The B.A. program in English Literature provides students with a solid foundation in the history and development of English and American literature, while also aiming to develop high-level skills of analysis, critical thinking, argumentation and self-expression.
First-year courses give students the essential tools for academic writing, research, and critical analysis of poetry and fiction, while also introducing them to the literary and intellectual backgrounds of English literature. Second-year surveys offer a systematic introduction to different historical periods of English and American literature, as well as to the work of William Shakespeare.
Seminars and electives focus on special topics and themes and demonstrate different approaches to the study of literature, whether classic or contemporary.

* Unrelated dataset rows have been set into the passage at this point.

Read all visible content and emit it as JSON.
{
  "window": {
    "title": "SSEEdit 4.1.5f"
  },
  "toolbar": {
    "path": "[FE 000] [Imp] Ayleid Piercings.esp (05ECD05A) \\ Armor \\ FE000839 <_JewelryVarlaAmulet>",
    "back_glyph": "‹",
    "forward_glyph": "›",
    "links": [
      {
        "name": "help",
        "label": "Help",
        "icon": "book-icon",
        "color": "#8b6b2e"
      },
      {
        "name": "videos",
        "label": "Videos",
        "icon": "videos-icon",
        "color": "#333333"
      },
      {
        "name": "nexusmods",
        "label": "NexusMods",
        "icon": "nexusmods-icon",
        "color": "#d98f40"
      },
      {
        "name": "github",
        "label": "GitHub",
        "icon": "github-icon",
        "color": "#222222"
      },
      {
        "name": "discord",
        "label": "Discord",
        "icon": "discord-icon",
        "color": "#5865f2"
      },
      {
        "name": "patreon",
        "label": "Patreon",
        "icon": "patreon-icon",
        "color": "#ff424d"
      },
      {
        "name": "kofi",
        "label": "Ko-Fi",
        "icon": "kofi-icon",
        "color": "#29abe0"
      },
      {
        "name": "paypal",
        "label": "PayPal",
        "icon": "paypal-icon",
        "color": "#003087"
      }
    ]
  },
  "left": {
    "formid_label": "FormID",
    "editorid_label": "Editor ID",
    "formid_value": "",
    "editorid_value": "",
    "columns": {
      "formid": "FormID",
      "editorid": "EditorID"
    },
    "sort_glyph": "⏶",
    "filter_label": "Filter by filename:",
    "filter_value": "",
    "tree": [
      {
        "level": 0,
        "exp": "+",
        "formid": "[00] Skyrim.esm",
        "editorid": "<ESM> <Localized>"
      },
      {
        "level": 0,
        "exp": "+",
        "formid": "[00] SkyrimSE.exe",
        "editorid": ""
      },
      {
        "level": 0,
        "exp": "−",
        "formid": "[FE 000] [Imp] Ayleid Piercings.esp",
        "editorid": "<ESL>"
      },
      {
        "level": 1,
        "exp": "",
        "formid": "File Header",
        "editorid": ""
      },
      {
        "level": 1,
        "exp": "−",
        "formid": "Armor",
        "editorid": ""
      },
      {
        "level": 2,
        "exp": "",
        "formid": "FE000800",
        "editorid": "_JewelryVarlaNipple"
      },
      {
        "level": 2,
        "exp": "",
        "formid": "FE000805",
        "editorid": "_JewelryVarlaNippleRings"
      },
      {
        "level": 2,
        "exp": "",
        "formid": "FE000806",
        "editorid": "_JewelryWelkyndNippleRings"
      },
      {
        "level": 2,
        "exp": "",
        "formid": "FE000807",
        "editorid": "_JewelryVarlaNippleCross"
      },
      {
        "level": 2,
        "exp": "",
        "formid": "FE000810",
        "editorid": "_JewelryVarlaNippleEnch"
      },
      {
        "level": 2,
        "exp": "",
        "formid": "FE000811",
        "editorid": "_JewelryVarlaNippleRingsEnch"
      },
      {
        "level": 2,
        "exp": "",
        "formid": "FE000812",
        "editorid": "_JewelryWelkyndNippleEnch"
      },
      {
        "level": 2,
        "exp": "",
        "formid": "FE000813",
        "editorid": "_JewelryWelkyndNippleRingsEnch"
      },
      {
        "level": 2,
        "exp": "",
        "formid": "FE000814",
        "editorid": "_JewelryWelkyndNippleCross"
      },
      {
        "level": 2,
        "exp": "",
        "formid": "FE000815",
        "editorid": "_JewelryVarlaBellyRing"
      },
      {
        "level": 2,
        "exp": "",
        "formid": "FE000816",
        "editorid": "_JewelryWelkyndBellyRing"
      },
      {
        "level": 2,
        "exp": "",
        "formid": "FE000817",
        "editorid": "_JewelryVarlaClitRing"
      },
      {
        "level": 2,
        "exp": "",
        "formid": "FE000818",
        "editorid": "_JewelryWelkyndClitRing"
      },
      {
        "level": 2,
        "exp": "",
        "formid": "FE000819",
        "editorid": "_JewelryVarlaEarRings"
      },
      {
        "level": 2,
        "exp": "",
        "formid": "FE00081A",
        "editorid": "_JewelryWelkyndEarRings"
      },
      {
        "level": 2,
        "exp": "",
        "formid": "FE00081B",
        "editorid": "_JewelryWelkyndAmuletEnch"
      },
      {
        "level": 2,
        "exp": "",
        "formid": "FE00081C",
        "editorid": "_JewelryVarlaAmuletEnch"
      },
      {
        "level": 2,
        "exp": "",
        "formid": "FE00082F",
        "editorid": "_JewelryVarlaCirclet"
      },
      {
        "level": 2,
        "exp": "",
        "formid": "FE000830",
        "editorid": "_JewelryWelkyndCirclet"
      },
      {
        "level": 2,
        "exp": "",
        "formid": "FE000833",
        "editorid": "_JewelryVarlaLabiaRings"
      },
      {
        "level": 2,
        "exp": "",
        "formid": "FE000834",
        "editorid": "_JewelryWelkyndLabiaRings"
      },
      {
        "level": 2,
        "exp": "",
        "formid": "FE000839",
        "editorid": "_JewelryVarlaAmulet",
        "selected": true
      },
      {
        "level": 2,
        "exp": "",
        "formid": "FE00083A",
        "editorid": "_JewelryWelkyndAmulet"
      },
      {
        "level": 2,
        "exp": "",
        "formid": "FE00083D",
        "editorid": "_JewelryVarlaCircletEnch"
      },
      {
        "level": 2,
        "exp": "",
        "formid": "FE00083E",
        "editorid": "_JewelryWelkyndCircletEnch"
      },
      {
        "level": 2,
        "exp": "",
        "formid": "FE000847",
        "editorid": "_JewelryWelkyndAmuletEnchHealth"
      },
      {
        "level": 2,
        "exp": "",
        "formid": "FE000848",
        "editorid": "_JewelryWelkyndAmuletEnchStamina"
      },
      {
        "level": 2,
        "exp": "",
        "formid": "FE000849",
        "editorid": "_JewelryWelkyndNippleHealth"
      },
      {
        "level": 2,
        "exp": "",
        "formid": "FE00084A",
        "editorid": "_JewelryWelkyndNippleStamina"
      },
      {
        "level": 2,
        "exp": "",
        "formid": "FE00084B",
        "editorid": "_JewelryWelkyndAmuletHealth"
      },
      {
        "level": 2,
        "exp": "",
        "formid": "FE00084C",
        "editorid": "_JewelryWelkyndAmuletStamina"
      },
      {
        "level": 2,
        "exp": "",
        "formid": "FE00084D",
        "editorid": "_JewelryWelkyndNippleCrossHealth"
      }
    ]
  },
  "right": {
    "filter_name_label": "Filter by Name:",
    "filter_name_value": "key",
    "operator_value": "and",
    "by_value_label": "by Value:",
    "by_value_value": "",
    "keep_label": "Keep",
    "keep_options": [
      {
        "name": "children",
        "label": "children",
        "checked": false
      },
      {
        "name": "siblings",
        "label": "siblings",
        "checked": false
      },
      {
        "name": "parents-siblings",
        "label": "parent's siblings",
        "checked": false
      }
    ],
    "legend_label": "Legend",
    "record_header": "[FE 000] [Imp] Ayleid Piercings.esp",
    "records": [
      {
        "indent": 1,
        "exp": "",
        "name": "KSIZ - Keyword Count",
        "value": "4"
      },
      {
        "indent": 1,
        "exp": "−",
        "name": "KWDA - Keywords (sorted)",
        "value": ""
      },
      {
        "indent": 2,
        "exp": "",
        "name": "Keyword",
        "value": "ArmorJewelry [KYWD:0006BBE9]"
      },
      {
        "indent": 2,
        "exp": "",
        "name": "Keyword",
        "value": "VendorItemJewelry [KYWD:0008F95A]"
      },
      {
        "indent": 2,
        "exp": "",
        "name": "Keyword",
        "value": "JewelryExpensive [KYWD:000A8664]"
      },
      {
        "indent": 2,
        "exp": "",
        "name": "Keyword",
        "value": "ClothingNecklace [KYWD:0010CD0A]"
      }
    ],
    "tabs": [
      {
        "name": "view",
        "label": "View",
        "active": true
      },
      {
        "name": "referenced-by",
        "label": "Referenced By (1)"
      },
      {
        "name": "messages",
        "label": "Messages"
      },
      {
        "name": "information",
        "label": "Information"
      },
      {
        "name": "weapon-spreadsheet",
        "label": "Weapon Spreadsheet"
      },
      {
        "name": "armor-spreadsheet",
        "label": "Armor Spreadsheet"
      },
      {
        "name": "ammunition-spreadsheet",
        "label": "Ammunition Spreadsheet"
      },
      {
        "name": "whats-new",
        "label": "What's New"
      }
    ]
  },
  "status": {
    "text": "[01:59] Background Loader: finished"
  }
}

Electives are numbered in the 600-level range and can be taken starting in the secod year of studies.
The 400-level seminars (course number beginning with 4) are intended for third-year students.
The 700-level seminars (course number beginning with 7) are for both undergraduate and graduate students, and they are open to B.A. students starting from their third year of studies.
Students with a high grade average can ask to register for graduate seminars (numbers in the 8xx range) with the permission of the instructor.
Students have a wide choice in B.A. tracks in English literature:
Expanded majorin English Literature – Except for Jewish studies, the student’s courses are all literature courses taken in the Department of English Literature and Linguistics. For more information, see the Expanded Major in English Literature page.
Major in English Literature – The student takes a substantial number of literature courses in the English Department, and can have also have a minor in another area of studies. For more information, see the Major in English Literature page.
"Major at your own pace" - New option for students whose jobs or other commitments leave them with less free time for taking classes. The requirements are the same as in the regular major, but they are taken over a five-year period, with fewer courses required each year. For more information, see the Five-Year Major in English Literature page.
Double major in English literature and linguistics The student’s degree involves equal specialization in English literature and linguistics (all classes are conducted in English). We call this a "planned" double major. For more information, see our double major page.
Double major in English literature and another field – The student’s degree involves equal specialization in English literature and in another area of studies. For more information, see our double major page.
First-year students: A grade of 65 is required to pass courses 190, 193 and 194. A grade of 67 is required to pass 106 and 107.
Students who do not receive a passing grade in Academic Writing I (106) will not be allowed to continue to their second semester of studies in the program. Students who do not receive a passing grade in Academic Writing II (107) will not be allowed to continue to the second year. Under university regulations, students cannot repeat a course more than twice.
Second- and third-year students: A grade of 60 is required to pass survey courses, electives and seminars.
What is plagiarism?
Plagiarism is intellectual theft. Many people think of plagiarism as simply copying another’s work or borrowing their ideas, but plagiarism is an act of academic fraud with serious consequences. It involves both stealing someone else’s work and lying about it afterward by claiming the work as one’s own.
Plagiarism can take many forms. Here are some of the most common:
Cutting and pasting from the internet—or any other source—without putting the words in quotation marks and citing the source.
Using the exact words of a source without putting the words in quotation marks, even if the source is cited.
Imitating the sentence structure or word choice of a source, even if you cite the source.
Using ideas from the internet—or any other source—without citing the source and clarifying exactly which ideas came from the source.
Receiving assistance from anyone on an assignment without permission from the instructor.
Failing to acknowledge assistance that you have received from anyone other than your instructor.
Buying a paper or hiring someone to write a paper for you.
Submitting work for one course that you have already submitted, or are currently submitting, for another course.
Including in your work images or media that are not in the public domain.
All violations and suspected violations will immediately be referred to the department’s Academic Honesty Board, which will determine the appropriate response or punishment to the student. Severe cases will be referred to the university Disciplinary Committee and may result in disciplinary action, up to and including suspension or expulsion from the university.